While Kandinsky’s writings and paintings like Der Blaue Reiter—not to mention his teaching at the Bauhaus—became widely known during his lifetime, af Klint faced a different reality. She didn’t amass the fame Kandinsky enjoyed. Only recently, thanks to the blockbuster 2018-2019 Guggenheim retrospective of af Klint’s work (“Paintings for the Future”), did she gain a massive following. Would af Klint be surprised to know she has over 131,000 followers on Instagram (in comparison to a comparable Kandinsky fan account with roughly 41,000 followers)?

As funny as this might sound, the magnet of af Klint’s iconic Altarbild, Gruppe X, Nr. 1 was sold out when I visited the museum gift shop.
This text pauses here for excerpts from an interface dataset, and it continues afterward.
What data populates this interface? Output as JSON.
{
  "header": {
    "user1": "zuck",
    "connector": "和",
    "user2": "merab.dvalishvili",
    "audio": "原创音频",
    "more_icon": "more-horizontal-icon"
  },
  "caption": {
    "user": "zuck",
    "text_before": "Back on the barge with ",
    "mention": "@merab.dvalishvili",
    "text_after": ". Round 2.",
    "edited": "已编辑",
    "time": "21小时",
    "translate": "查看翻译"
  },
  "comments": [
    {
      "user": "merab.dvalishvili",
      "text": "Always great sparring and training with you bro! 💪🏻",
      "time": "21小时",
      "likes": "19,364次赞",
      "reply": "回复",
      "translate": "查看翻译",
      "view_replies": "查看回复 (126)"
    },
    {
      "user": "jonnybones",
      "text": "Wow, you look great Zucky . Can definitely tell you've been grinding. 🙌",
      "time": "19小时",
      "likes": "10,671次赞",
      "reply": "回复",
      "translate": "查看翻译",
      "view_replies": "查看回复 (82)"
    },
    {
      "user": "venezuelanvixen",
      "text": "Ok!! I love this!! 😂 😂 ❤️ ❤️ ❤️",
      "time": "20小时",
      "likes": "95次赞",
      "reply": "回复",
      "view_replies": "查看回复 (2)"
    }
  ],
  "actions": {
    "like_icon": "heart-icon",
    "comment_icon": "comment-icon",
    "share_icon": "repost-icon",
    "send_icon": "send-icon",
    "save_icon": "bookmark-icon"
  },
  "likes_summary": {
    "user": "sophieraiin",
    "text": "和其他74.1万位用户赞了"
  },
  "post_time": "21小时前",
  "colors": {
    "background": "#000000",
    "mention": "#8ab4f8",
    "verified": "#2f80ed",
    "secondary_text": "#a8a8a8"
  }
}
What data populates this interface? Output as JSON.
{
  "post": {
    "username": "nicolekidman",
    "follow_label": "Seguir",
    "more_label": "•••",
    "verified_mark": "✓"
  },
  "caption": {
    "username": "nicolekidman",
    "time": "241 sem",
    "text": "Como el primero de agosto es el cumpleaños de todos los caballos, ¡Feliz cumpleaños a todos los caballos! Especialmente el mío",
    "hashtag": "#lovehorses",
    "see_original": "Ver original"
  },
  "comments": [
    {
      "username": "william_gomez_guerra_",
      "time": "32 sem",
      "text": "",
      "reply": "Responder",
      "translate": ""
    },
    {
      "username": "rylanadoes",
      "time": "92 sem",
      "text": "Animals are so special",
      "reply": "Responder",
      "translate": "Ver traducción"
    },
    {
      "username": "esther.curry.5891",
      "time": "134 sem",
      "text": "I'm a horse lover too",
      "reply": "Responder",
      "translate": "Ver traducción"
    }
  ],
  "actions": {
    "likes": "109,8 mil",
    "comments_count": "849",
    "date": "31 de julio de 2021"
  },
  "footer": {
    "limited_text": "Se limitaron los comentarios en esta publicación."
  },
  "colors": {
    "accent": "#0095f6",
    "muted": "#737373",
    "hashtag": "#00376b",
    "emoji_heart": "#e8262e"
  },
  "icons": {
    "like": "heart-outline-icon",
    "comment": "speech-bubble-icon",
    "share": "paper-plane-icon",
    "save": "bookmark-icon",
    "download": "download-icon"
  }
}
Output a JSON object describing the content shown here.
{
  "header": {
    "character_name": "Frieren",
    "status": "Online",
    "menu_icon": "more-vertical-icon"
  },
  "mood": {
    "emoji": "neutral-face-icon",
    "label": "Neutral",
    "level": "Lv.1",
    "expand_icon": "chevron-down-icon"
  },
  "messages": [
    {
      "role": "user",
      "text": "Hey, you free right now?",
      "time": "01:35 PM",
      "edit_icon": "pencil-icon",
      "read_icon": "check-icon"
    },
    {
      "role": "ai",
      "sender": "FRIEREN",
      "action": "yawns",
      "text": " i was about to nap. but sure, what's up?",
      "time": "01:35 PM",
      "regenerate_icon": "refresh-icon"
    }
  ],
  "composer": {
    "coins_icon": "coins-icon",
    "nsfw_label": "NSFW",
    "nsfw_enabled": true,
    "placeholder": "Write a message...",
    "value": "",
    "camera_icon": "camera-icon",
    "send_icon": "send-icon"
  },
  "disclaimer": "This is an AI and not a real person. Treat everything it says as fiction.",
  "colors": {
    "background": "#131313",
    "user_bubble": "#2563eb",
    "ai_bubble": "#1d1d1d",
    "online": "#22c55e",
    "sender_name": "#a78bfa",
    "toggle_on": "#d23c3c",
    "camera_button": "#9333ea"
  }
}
It’s this mesmerizing work that represents her on the museum’s poster of the show: a prism within a triangle intersecting a sun-like circle. Although there is no proof that Kandinsky saw Altarbild with his own eyes, he once wrote about the cohesion of these two geometric shapes: “The impact of the acute angle of a triangle on a circle is actually as overwhelming in effect as the finger of God touching the finger of Adam in Michelangelo.”

Hilma af Klint, Altarbild, Gruppe X, Nr. 1, 1915; Öl und Metallblätter auf Leinwand, 237,5 x 179,5 cm. Albin Dahlström / The Moderna Museet, Stockholm, Schweden

Af Klint’s posthumous popularity also speaks to the layout of the exhibition. While the art world can argue that both af Klint and Kandinsky will live on as “pioneers of abstraction,” it is af Klint who dominates the discussion in “Dreams of the Future.” If one is to note how this show concludes, af Klint’s The Ten Largest leaves visitors with one resounding—and vividly colorful—exclamation point. She alone has the last word.

Hilma af Klint and Wassily Kandinsky: Dreams of the Future” is on view at the K20 Kunstsammlung Nordrhein-Westfalen through August 11.

Two Abstract Art Stars Finally ‘Meet’ in a Long-Awaited Museum Exhibition